Not everyone is used to showing his emotions, and not everyone is entrepreneurial by themselves. If your loved one used to show few emotions or took little initiative, then you can imagine that he / she will not suddenly get these qualities. And maybe even less than before dementia.
Other factors can be influenced, in other words: there is a good change that you can do something about it.

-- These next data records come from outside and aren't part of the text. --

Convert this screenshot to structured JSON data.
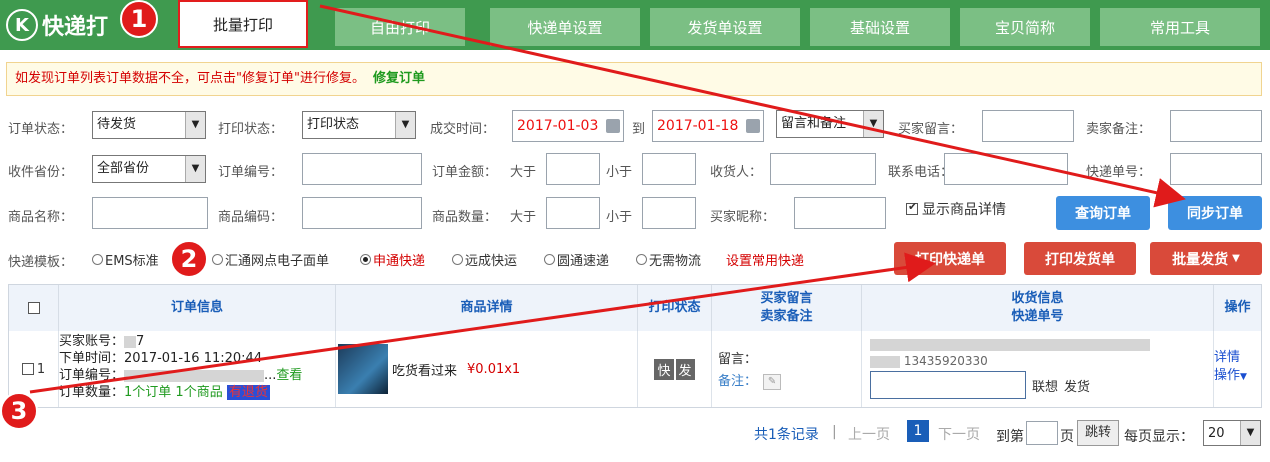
{
  "app": {
    "logo_letter": "K",
    "logo_text": "快递打"
  },
  "tabs": [
    {
      "label": "批量打印"
    },
    {
      "label": "自由打印"
    },
    {
      "label": "快递单设置"
    },
    {
      "label": "发货单设置"
    },
    {
      "label": "基础设置"
    },
    {
      "label": "宝贝简称"
    },
    {
      "label": "常用工具"
    }
  ],
  "notice": {
    "text": "如发现订单列表订单数据不全，可点击\"修复订单\"进行修复。",
    "link": "修复订单"
  },
  "filters": {
    "order_status_label": "订单状态：",
    "order_status_value": "待发货",
    "print_status_label": "打印状态：",
    "print_status_value": "打印状态",
    "deal_time_label": "成交时间：",
    "date_from": "2017-01-03",
    "date_to_label": "到",
    "date_to": "2017-01-18",
    "remark_select": "留言和备注",
    "buyer_msg_label": "买家留言：",
    "seller_note_label": "卖家备注：",
    "province_label": "收件省份：",
    "province_value": "全部省份",
    "order_no_label": "订单编号：",
    "amount_label": "订单金额：",
    "greater_label": "大于",
    "less_label": "小于",
    "receiver_label": "收货人：",
    "phone_label": "联系电话：",
    "express_no_label": "快递单号：",
    "goods_name_label": "商品名称：",
    "goods_code_label": "商品编码：",
    "qty_label": "商品数量：",
    "qty_greater": "大于",
    "qty_less": "小于",
    "buyer_nick_label": "买家昵称：",
    "show_detail_label": "显示商品详情",
    "query_button": "查询订单",
    "sync_button": "同步订单"
  },
  "express": {
    "label": "快递模板：",
    "options": [
      "EMS标准",
      "汇通网点电子面单",
      "申通快递",
      "远成快运",
      "圆通速递",
      "无需物流"
    ],
    "selected": "申通快递",
    "set_common": "设置常用快递",
    "print_express": "打印快递单",
    "print_invoice": "打印发货单",
    "batch_ship": "批量发货"
  },
  "table": {
    "headers": {
      "order": "订单信息",
      "goods": "商品详情",
      "print": "打印状态",
      "msg": "买家留言",
      "note": "卖家备注",
      "recv": "收货信息",
      "recv2": "快递单号",
      "op": "操作"
    },
    "row": {
      "index": "1",
      "buyer_label": "买家账号：",
      "buyer_tail": "7",
      "time_label": "下单时间：",
      "time_value": "2017-01-16 11:20:44",
      "no_label": "订单编号：",
      "no_tail": "...",
      "view": "查看",
      "count_label": "订单数量：",
      "count_value": "1个订单 1个商品",
      "urge": "有退货",
      "goods_title": "吃货看过来",
      "price": "¥0.01x1",
      "print_a": "快",
      "print_b": "发",
      "msg_label": "留言：",
      "note_label": "备注：",
      "recv_phone_tail": "13435920330",
      "contact": "联想",
      "ship": "发货",
      "detail": "详情",
      "op": "操作"
    }
  },
  "pager": {
    "total": "共1条记录",
    "prev": "上一页",
    "page": "1",
    "next": "下一页",
    "goto_label": "到第",
    "page_unit": "页",
    "jump": "跳转",
    "per_page_label": "每页显示：",
    "per_page": "20"
  },
  "annotations": [
    "1",
    "2",
    "3"
  ],
  "colors": {
    "header_green": "#3f9a4f",
    "tab_green": "#7bbf84",
    "blue_btn": "#3d8fe0",
    "red_btn": "#d94a3a",
    "annotation_red": "#e01b1b"
  }
}
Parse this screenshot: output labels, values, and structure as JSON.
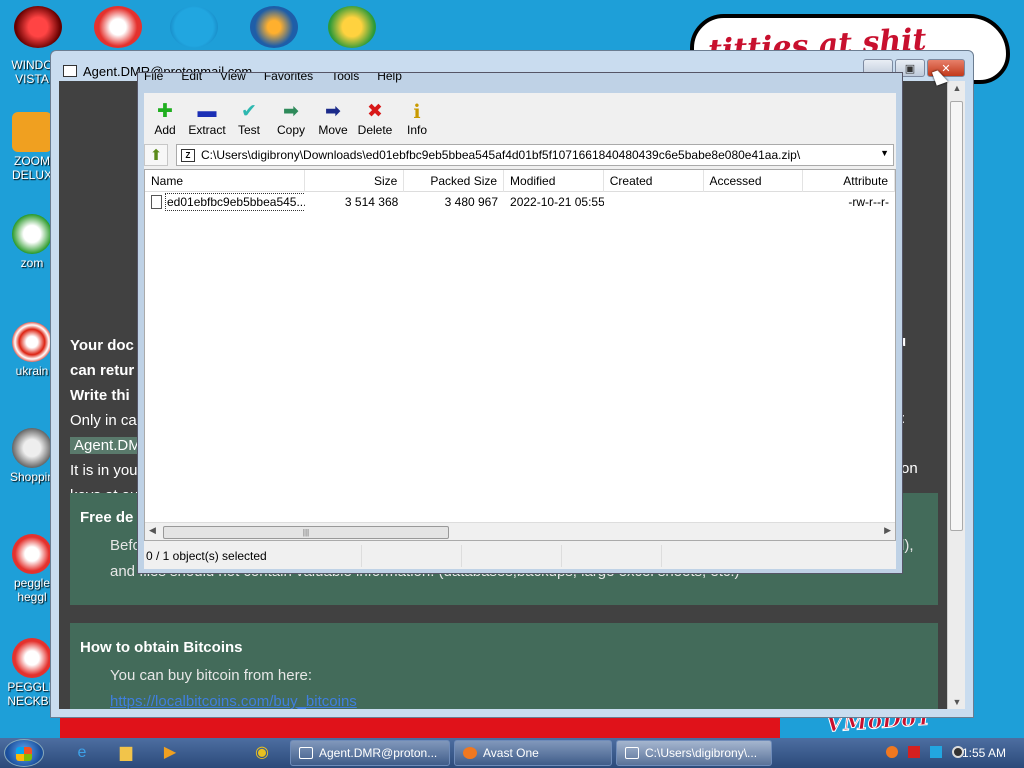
{
  "desktop": {
    "icons": [
      {
        "label": "WINDO\nVISTA"
      },
      {
        "label": "ZOOM\nDELUX"
      },
      {
        "label": "zom"
      },
      {
        "label": "ukrain"
      },
      {
        "label": "Shoppin"
      },
      {
        "label": "peggle\nheggl"
      },
      {
        "label": "PEGGLE\nNECKBE"
      }
    ],
    "cloud_text": "titties at shit",
    "vmobot_text": "VMoDoT"
  },
  "ransom_window": {
    "title": "Agent.DMR@protonmail.com",
    "lines": [
      "Your doc",
      "can retur",
      "Write thi",
      "Only in ca",
      "Agent.DM",
      "It is in you",
      "keys at ou"
    ],
    "right_fragments": [
      "u",
      "on"
    ],
    "right_colon": ":",
    "free_box": {
      "heading": "Free de",
      "line1": "Befo",
      "line1_end": "d),",
      "line2": "and files should not contain valuable information. (databases,backups, large excel sheets, etc.)"
    },
    "bitcoin_box": {
      "heading": "How to obtain Bitcoins",
      "line1": "You can buy bitcoin from here:",
      "link": "https://localbitcoins.com/buy_bitcoins"
    }
  },
  "zip": {
    "menu": [
      "File",
      "Edit",
      "View",
      "Favorites",
      "Tools",
      "Help"
    ],
    "toolbar": [
      {
        "label": "Add",
        "icon": "plus-icon",
        "glyph": "✚",
        "color": "#1fae1f"
      },
      {
        "label": "Extract",
        "icon": "minus-icon",
        "glyph": "▬",
        "color": "#1b2fb5"
      },
      {
        "label": "Test",
        "icon": "check-icon",
        "glyph": "✔",
        "color": "#2eb8b0"
      },
      {
        "label": "Copy",
        "icon": "copy-arrow-icon",
        "glyph": "➡",
        "color": "#2e8a5a"
      },
      {
        "label": "Move",
        "icon": "move-arrow-icon",
        "glyph": "➡",
        "color": "#1b2a8a"
      },
      {
        "label": "Delete",
        "icon": "delete-x-icon",
        "glyph": "✖",
        "color": "#d81818"
      },
      {
        "label": "Info",
        "icon": "info-icon",
        "glyph": "i",
        "color": "#c99a00"
      }
    ],
    "address": "C:\\Users\\digibrony\\Downloads\\ed01ebfbc9eb5bbea545af4d01bf5f1071661840480439c6e5babe8e080e41aa.zip\\",
    "columns": {
      "name": "Name",
      "size": "Size",
      "packed": "Packed Size",
      "modified": "Modified",
      "created": "Created",
      "accessed": "Accessed",
      "attributes": "Attribute"
    },
    "rows": [
      {
        "name": "ed01ebfbc9eb5bbea545...",
        "size": "3 514 368",
        "packed": "3 480 967",
        "modified": "2022-10-21 05:55",
        "created": "",
        "accessed": "",
        "attributes": "-rw-r--r-"
      }
    ],
    "status": "0 / 1 object(s) selected"
  },
  "taskbar": {
    "tasks": [
      {
        "label": "Agent.DMR@proton..."
      },
      {
        "label": "Avast One"
      },
      {
        "label": "C:\\Users\\digibrony\\..."
      }
    ],
    "clock": "1:55 AM"
  }
}
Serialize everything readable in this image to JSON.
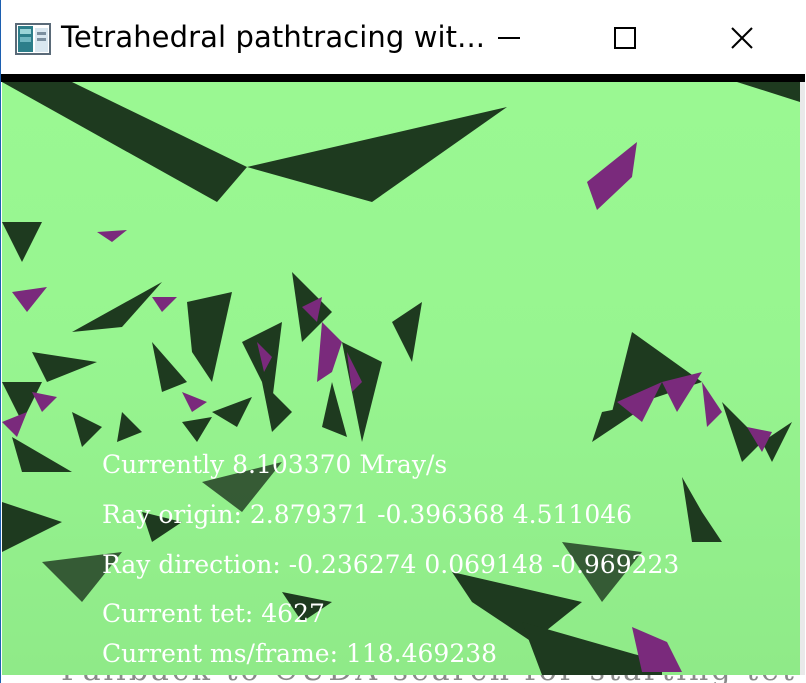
{
  "window": {
    "title": "Tetrahedral pathtracing wit...",
    "icon": "app-window-icon",
    "controls": [
      "minimize-icon",
      "maximize-icon",
      "close-icon"
    ]
  },
  "viewport": {
    "background": "#9af892",
    "shard_dark": "#1e3a1f",
    "shard_purple": "#7a2a7c"
  },
  "overlay": {
    "rate": "Currently 8.103370 Mray/s",
    "ray_origin": "Ray origin: 2.879371 -0.396368 4.511046",
    "ray_direction": "Ray direction: -0.236274 0.069148 -0.969223",
    "current_tet": "Current tet: 4627",
    "ms_frame": "Current ms/frame: 118.469238"
  },
  "background_window": {
    "text": "Fallback to CUDA search for starting tet"
  }
}
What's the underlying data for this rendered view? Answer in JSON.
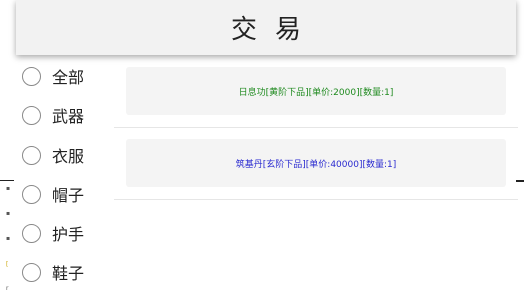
{
  "header": {
    "title": "交易"
  },
  "filters": [
    {
      "label": "全部"
    },
    {
      "label": "武器"
    },
    {
      "label": "衣服"
    },
    {
      "label": "帽子"
    },
    {
      "label": "护手"
    },
    {
      "label": "鞋子"
    }
  ],
  "items": [
    {
      "text": "日息功[黄阶下品][单价:2000][数量:1]",
      "color": "#1f8a1f"
    },
    {
      "text": "筑基丹[玄阶下品][单价:40000][数量:1]",
      "color": "#2a2ad0"
    }
  ],
  "colors": {
    "header_bg": "#f2f2f2",
    "item_bg": "#f4f4f4"
  }
}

If the space around someone with dementia does not stimulate him or her in the right way, then people who display listless behaviour will not be invited to do anything. Some people need many stimuli from their surroundings and others need few. This can also be changed after someone has been diagnosed with dementia. Make sure that your loved one is in a room where there is something to experience, but where he or she can also relax. Finding the right balance between these is important. See together which stimuli work best. Take him or her into consideration when you propose something. And also accept that you do not always get an enthusiastic response immediately. It is already nice to discover something that your loved one likes to do, so that he or she can perform another (small) activity. This does not have to be something very big.
People in their immediate circle
Your behaviour, or that of someone else in the circle of your loved one, can influence their listless behaviour. For example, if your loved one does not always seem interested in doing something together with you. This can lead to you becoming less inclined to ask him or her to do something together. This can make the listless behaviour stronger. Try to encourage or keep stimulating your loved one to do thing together. Also look at the response if you go out together. Are there certain activities that he or she no longer enjoys? Then try to discover what your loved one still enjoys.
The person with dementia experiences a physical complaint but is no longer able to properly state or explain what is going on. There can be various physical causes for listlessness, such as anemia or low blood sugar, a disrupted day and night rhythm or side effects from the medicines your loved one takes. If you suspect that your loved one has a physical complaint, try to ask as precisely as possible about the cause. Take the time to do this. Also be alert to the day and night rhythm and eating habits of your loved one. Consult the doctor if you feel that there is also a physical cause.
We hope that we have been able to help you a little in your effort to deal a little better with the listnessness of your loved one. Realize well that not all solutions that you come up with will work (immediately).
Did you enjoy the article? You might also be interested in the following blogs; What is Dementia, Handling wandering behaviour of people with dementia. Or our other topics on behaviour changes in dementia; Suspicious Behaviour, Aggressive Behaviour, Restless nights in Dementia and Dependent Behaviour in Dementia
Or check Dementia-Friendly Singapore on facebook or theAsianparent Singapore